This law, passed by the Legislative Assembly in 1978 and assented to by the Administrator on 17 January 1979, amended earlier legislation in order to provide for the establishment of community government in outlying settlements within the Northern Territory. Though general in its provisions, the law was intended to promote local government in Aboriginal communities throughout the Territory.
In promoting the extension of local government, the Legislative Assembly built on a tradition extending back to 1874, five years after Goyder's survey of town and country lands around Port Darwin. The town of Palmerston developed at the entrance to Darwin harbour; it began as – and remained – the administrative and commercial centre of the Territory. Local government received an early start with the proclamation in 1874 of the District of Palmerston and the first District Councillors under the District Councils Act (No. 10 of 1858) of South Australia.
Local government in Palmerston (renamed Darwin in 1911) followed a rocky road. The Palmerston District Council, elected on a ratepayer franchise, struggled to survive until it was replaced by the Darwin Town Council in 1915. In 1931 the Council members resigned en masse over a perennial issue, government interference, and the Commonwealth appointed a Mayor and four councillors.
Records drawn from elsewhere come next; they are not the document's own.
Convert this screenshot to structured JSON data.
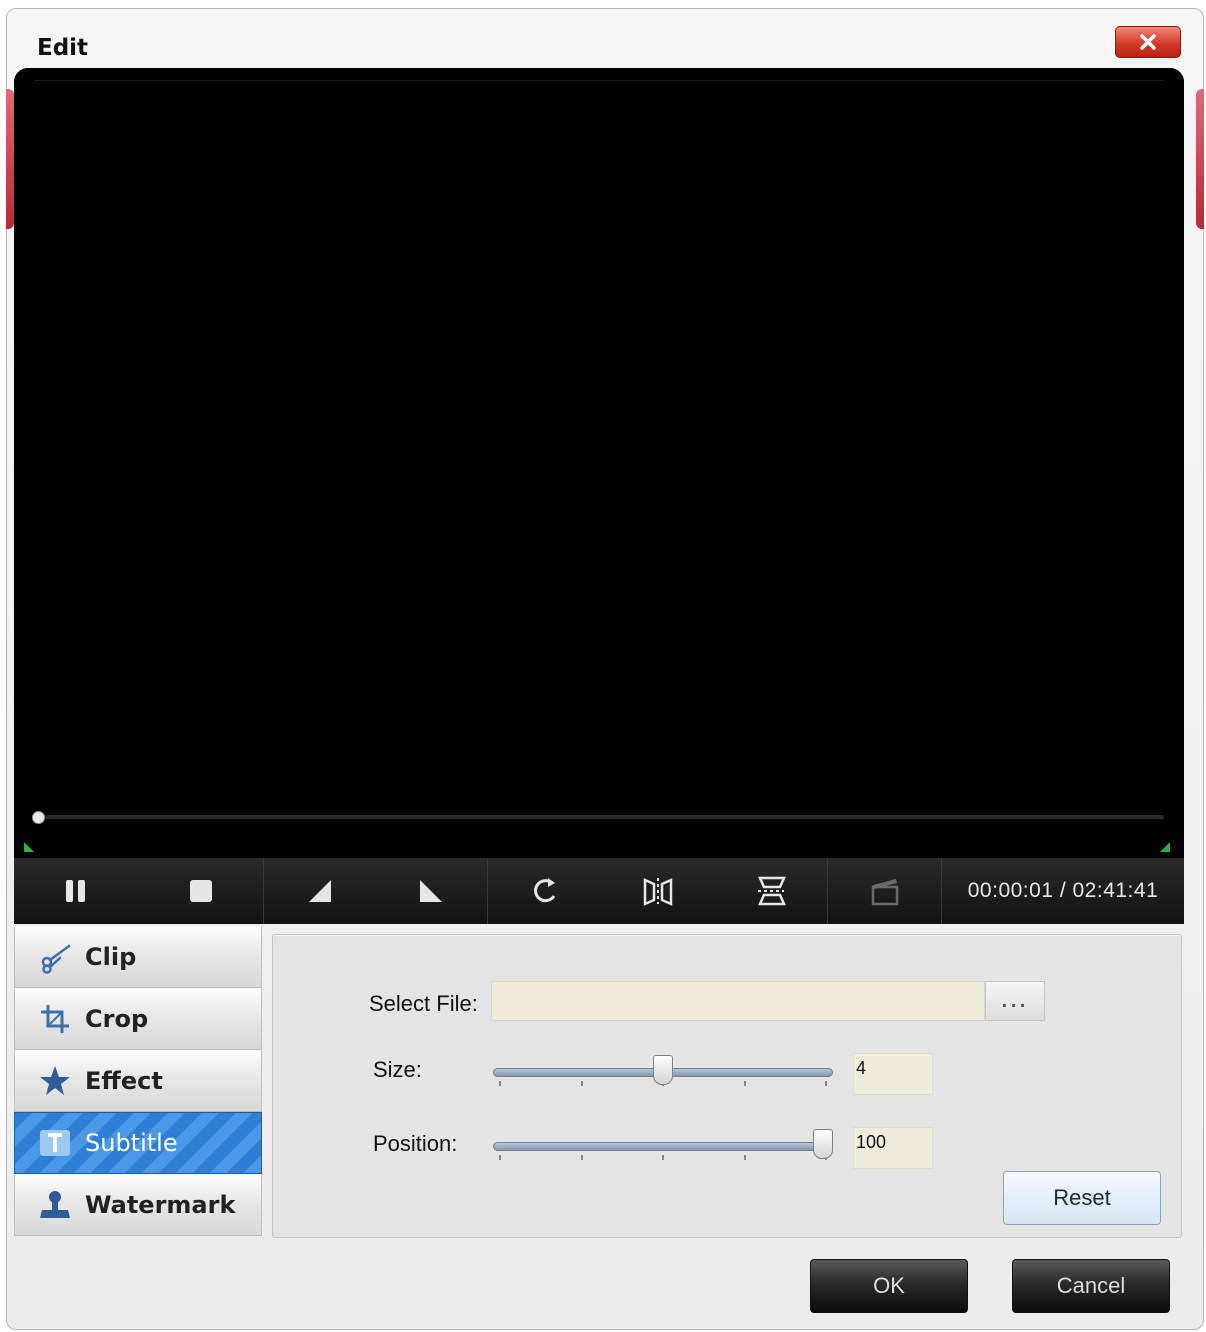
{
  "window": {
    "title": "Edit"
  },
  "player": {
    "time_display": "00:00:01 / 02:41:41",
    "progress": 0.0
  },
  "tabs": [
    {
      "label": "Clip",
      "icon": "scissors-icon",
      "active": false
    },
    {
      "label": "Crop",
      "icon": "crop-icon",
      "active": false
    },
    {
      "label": "Effect",
      "icon": "star-icon",
      "active": false
    },
    {
      "label": "Subtitle",
      "icon": "subtitle-icon",
      "active": true
    },
    {
      "label": "Watermark",
      "icon": "stamp-icon",
      "active": false
    }
  ],
  "subtitle_panel": {
    "select_file_label": "Select File:",
    "select_file_value": "",
    "browse_label": "...",
    "size_label": "Size:",
    "size_value": "4",
    "size_fraction": 0.5,
    "position_label": "Position:",
    "position_value": "100",
    "position_fraction": 1.0,
    "reset_label": "Reset"
  },
  "footer": {
    "ok_label": "OK",
    "cancel_label": "Cancel"
  },
  "colors": {
    "accent_active_tab": "#3a8ae0",
    "close_button": "#d43a26",
    "timeline_marker": "#2fb03a"
  }
}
Weary of the struggle to make ends meet, this Council petitioned the government, in 1935, to take control of the town. The citizens met in protest, to no avail. In April 1937 the Commonwealth Government took control of municipal affairs and representative local government ceased to exist in the Northern Territory.
This position continued until March 1942, when the whole of the Territory came under the provisions of the National Security (Emergency Control) Regulations after the first Japanese air-raid on Darwin
during the 1939–45 war. Army control remained until March 1946, and local government did not revive until 1957. In that year the Northern Territory Legislative Council, established 10 years before, passed a Local Government Ordinance (No. 32 of 1957) and the Corporation of the Municipality of Darwin came into being.
During the next 20 years, the Commonwealth government promoted the expansion of local government as a prerequisite for more substantial political advancement. The Local Government Ordinance, amended 55 times before self-government, laid the base for fully-elected Local Councils in Alice Springs (1971), Katherine and Tennant Creek (1978).
Since self-government, Darwin's satellite town, the new Palmerston, has received its own elected Council; and the 1978 Local Government Act extended the privilege to Aboriginal communities.
The 1978 Act was the culmination of more than 100 years of struggle to provide a firm base for local government in the Northern Territory. In making provision for Aboriginal communities to control their own local affairs, it took a considerable step towards the recognition of Aboriginal autonomy. Twenty years after this Act was passed, 28 Aboriginal Community Councils had been established in the Northern Territory.
Heatley, Alistair, Almost Australians: The Politics of Northern Territory Self-government
, Australian National University, North Australia Research Unit, Darwin, 1990.
Heatley, Alistair, The Government of the Northern Territory
, University of Queensland Press, Brisbane, 1979.
Heatley, Alistair, The Territory Party: the Northern Territory Country Liberal Party 1974–1998
, Northern Territory University Press, Darwin, 1998.
Powell, Alan, Far Country: A Short History of the Northern Territory
, Melbourne University Press, Melbourne, 1996.
|Long Title:||Local Government Act (No. 4 of 1978) (No. 7 of 1979)|
|No. of pages:||28 + cover|
|Measurements:||18 x 25 cm|
|Provenance:||Legislative Council of the Northern Territory|
|Features:||Red tape on spine, signatures on front cover|
|Location & Copyright:||Attorney-General's Department Library, Northern Territory|